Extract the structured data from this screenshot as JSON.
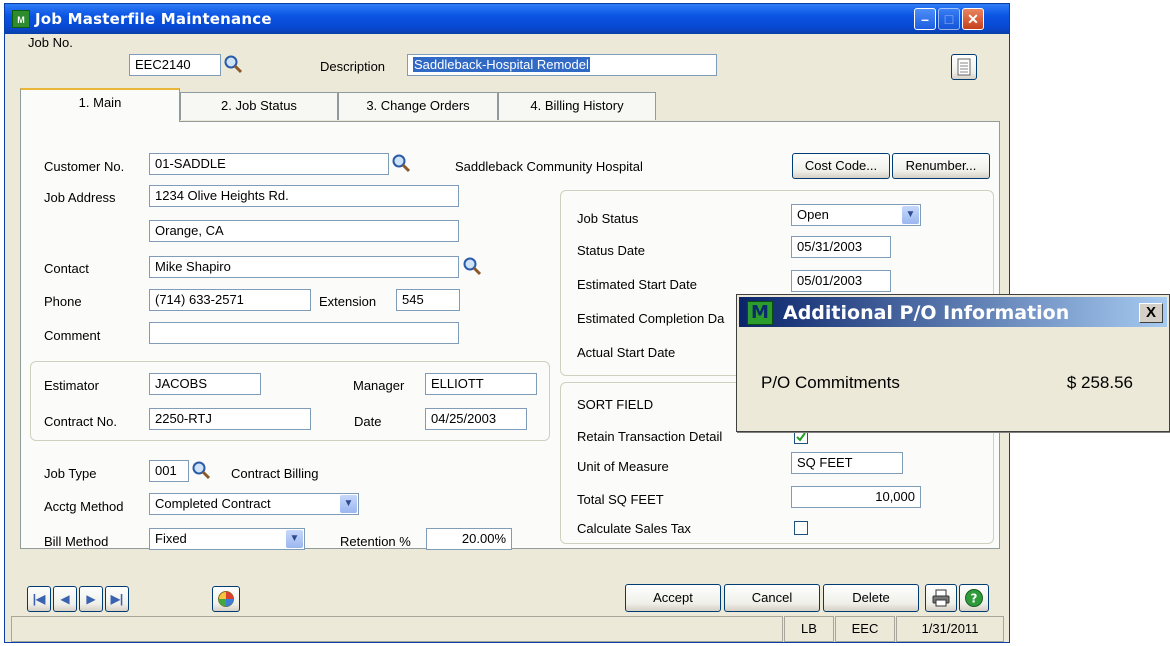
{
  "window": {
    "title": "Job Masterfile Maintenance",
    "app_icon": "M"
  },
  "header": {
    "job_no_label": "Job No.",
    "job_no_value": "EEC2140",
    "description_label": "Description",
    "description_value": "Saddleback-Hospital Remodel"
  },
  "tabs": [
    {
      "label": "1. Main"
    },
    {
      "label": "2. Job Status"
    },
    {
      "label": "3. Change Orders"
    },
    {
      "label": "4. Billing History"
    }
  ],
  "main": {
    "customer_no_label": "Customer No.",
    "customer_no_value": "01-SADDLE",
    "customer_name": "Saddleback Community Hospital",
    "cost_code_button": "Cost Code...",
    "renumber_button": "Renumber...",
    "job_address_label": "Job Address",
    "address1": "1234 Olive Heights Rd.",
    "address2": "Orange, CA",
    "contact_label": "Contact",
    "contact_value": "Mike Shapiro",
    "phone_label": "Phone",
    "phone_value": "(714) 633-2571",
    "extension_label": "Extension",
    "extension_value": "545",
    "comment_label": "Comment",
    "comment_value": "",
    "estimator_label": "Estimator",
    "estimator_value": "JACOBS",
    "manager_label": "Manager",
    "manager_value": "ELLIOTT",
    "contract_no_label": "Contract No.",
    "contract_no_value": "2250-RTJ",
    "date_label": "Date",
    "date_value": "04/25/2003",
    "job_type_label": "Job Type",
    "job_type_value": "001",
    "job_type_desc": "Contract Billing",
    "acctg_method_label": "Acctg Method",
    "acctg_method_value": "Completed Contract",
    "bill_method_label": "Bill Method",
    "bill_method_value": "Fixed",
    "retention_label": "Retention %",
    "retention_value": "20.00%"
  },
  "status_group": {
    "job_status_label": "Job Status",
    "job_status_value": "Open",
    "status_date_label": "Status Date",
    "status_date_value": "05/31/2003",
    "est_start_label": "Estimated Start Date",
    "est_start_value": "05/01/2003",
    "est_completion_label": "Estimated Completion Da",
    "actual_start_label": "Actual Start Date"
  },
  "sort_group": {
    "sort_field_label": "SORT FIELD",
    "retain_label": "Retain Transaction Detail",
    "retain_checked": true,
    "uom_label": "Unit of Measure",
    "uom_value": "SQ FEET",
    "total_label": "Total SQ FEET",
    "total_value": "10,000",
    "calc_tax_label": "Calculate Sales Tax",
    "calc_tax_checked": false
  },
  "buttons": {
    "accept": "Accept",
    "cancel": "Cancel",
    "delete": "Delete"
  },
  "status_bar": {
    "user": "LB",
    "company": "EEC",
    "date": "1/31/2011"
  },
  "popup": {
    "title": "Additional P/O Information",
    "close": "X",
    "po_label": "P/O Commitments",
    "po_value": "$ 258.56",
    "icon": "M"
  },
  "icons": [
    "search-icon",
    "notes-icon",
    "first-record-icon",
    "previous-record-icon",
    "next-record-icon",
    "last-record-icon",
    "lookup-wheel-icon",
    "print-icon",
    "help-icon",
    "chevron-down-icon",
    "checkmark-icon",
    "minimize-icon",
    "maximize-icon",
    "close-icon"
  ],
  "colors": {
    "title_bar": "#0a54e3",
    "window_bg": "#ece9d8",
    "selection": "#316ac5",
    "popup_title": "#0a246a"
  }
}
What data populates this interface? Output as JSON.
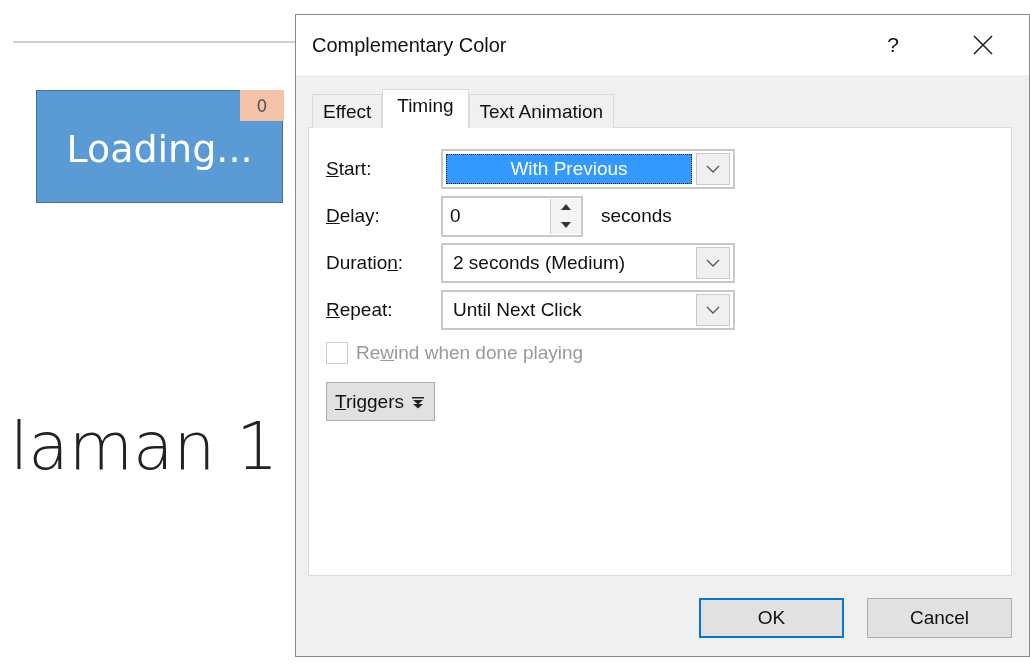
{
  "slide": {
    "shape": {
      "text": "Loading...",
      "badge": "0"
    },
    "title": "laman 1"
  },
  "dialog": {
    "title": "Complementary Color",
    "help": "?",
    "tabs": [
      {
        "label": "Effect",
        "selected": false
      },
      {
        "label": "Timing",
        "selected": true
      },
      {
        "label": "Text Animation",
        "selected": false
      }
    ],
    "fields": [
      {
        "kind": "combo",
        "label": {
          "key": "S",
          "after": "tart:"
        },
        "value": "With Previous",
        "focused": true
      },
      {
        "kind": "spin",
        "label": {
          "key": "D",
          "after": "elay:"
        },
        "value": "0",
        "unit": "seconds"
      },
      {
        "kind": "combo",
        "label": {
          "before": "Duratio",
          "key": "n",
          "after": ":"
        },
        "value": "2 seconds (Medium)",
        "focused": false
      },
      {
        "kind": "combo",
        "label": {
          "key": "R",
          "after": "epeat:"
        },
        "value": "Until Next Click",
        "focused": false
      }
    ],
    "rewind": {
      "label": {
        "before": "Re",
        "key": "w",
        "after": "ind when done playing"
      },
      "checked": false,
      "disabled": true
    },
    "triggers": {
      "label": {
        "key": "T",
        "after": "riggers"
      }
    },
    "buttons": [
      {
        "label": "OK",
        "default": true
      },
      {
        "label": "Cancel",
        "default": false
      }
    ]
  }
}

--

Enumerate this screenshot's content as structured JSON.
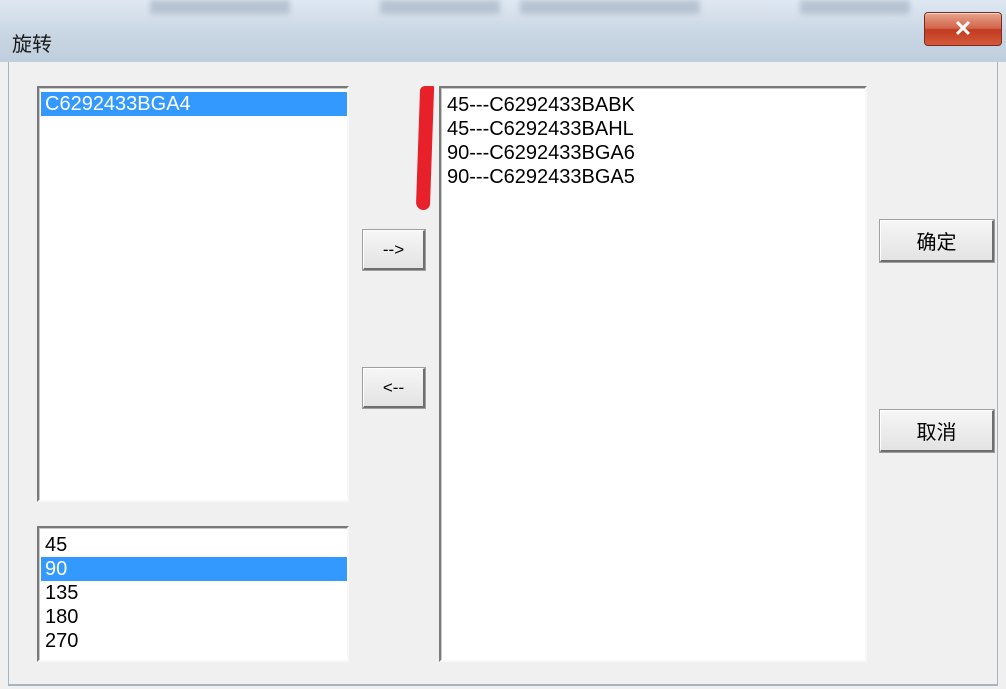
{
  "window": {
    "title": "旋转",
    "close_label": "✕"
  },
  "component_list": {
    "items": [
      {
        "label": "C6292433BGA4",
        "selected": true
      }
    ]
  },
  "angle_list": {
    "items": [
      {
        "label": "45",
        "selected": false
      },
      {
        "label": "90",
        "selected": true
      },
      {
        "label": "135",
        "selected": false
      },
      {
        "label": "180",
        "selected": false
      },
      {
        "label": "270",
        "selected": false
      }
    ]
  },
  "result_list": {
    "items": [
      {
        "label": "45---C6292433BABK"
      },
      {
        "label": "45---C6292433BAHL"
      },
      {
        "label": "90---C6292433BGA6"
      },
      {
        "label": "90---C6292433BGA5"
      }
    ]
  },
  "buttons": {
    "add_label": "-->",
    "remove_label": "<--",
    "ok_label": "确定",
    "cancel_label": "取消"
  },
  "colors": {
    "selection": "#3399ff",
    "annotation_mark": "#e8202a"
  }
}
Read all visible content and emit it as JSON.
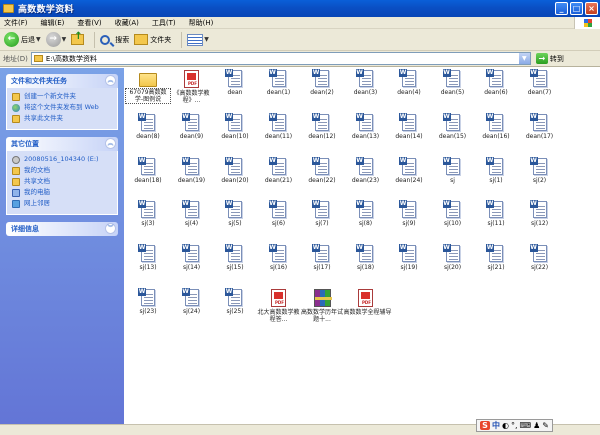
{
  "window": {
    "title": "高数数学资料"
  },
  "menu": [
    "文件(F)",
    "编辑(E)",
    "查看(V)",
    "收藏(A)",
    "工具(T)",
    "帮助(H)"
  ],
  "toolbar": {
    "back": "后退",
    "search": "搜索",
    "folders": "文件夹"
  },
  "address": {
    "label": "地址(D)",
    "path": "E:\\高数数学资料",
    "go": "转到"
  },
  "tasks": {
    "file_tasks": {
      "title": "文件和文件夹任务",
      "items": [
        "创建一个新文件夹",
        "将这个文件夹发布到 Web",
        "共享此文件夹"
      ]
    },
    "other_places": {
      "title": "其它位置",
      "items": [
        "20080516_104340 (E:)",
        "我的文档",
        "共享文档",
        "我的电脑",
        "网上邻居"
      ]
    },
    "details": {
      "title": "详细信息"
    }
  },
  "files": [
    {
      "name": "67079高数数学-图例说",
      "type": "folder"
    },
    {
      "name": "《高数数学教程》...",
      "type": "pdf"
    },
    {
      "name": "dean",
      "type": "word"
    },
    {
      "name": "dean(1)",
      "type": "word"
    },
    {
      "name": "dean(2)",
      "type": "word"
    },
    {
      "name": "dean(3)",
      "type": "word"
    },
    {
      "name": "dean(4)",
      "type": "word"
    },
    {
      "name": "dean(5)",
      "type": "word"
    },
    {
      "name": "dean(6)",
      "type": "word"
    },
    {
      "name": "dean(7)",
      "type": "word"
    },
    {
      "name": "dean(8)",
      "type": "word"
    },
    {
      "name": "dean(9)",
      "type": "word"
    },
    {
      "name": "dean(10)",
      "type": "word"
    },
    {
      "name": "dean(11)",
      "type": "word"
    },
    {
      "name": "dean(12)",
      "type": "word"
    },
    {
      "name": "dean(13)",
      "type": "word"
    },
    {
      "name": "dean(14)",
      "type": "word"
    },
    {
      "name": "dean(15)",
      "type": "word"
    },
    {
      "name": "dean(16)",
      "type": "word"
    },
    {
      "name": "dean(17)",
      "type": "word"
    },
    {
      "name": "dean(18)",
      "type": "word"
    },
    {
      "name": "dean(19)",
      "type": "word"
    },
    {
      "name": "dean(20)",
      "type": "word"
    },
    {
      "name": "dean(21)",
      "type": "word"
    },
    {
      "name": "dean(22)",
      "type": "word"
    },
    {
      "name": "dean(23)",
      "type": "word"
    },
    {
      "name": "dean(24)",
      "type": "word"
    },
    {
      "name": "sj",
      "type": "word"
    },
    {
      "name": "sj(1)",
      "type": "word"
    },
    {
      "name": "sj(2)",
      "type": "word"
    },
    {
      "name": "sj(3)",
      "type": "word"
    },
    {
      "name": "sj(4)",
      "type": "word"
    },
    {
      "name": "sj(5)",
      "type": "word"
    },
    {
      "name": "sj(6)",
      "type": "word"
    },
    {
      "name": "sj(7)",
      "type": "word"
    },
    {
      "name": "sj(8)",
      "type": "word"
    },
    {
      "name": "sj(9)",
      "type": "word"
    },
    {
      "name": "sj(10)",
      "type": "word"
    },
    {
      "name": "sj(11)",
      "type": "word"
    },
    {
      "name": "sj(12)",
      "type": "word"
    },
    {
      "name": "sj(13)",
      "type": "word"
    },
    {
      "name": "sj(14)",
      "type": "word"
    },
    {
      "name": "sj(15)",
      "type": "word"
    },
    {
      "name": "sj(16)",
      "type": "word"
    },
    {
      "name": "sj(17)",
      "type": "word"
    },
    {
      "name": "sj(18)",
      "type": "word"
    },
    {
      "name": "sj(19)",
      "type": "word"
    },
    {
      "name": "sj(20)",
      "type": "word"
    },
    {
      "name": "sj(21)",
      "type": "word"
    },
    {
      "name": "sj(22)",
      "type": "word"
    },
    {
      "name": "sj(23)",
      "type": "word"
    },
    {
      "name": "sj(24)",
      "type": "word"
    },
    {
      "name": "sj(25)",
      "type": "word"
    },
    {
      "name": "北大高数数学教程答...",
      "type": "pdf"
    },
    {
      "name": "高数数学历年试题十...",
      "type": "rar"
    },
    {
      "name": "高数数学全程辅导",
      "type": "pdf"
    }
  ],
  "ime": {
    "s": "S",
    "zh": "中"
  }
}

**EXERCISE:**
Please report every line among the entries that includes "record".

**EXERCISE ANSWER:**
    "first-record-icon",
    "previous-record-icon",
    "next-record-icon",
    "last-record-icon",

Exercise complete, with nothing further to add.